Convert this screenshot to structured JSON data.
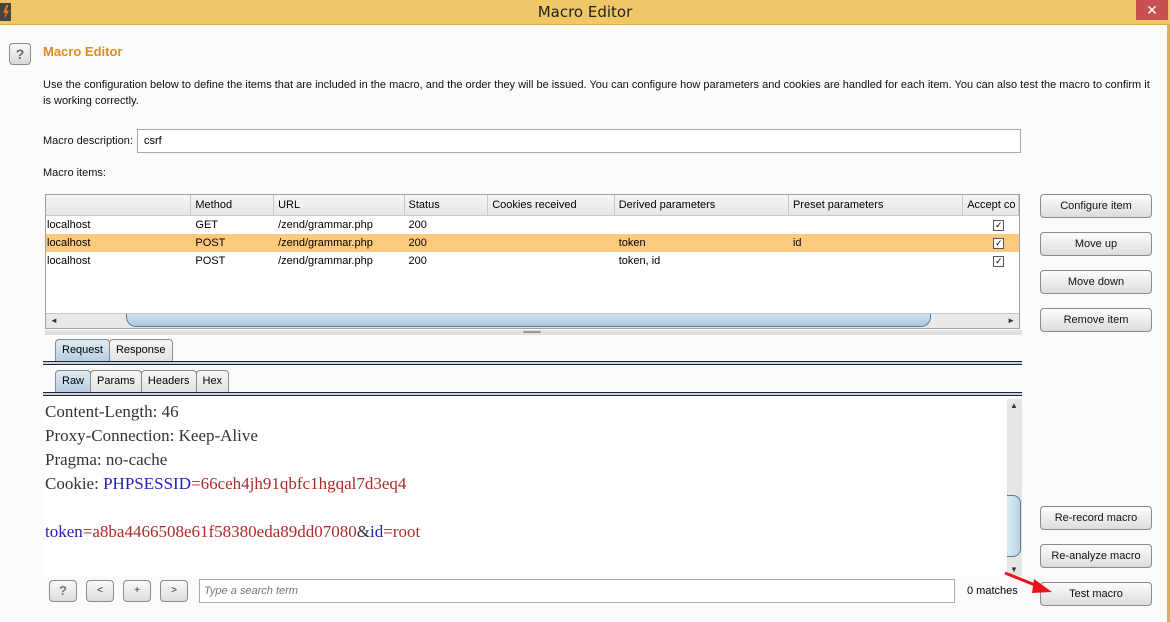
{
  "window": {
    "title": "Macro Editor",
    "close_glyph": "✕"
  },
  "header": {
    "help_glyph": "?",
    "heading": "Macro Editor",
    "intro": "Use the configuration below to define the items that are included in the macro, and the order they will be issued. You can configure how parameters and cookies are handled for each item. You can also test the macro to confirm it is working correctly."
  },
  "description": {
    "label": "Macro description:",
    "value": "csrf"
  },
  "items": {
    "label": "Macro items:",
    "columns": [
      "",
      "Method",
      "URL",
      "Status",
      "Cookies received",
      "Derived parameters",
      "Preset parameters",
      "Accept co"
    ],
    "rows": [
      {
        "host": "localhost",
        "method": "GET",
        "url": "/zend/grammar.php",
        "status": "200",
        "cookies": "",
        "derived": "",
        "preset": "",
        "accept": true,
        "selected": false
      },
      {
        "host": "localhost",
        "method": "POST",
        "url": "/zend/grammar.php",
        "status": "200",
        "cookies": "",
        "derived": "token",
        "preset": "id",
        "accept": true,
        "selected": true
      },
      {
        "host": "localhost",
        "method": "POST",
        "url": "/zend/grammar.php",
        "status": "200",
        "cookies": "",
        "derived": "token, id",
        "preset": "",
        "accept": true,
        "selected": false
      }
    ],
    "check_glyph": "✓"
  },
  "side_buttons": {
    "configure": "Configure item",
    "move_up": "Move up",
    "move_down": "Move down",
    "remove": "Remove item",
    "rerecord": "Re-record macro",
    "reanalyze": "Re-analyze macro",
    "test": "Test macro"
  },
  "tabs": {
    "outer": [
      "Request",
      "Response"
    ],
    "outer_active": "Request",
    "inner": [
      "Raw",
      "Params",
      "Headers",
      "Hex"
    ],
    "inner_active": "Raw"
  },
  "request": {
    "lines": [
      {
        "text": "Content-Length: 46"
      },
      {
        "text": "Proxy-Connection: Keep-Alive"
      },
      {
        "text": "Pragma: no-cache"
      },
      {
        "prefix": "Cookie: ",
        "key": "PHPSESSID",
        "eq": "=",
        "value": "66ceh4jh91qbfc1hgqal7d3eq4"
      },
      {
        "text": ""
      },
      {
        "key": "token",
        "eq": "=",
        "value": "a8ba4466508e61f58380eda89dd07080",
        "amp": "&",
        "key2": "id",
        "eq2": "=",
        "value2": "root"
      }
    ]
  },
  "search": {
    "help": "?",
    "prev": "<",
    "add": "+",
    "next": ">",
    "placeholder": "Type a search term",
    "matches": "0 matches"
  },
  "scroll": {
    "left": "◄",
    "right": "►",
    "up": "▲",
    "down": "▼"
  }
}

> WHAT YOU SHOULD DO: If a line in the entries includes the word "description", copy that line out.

> RESPONSE TO THE EXERCISE:
  "description": {
    "label": "Macro description:",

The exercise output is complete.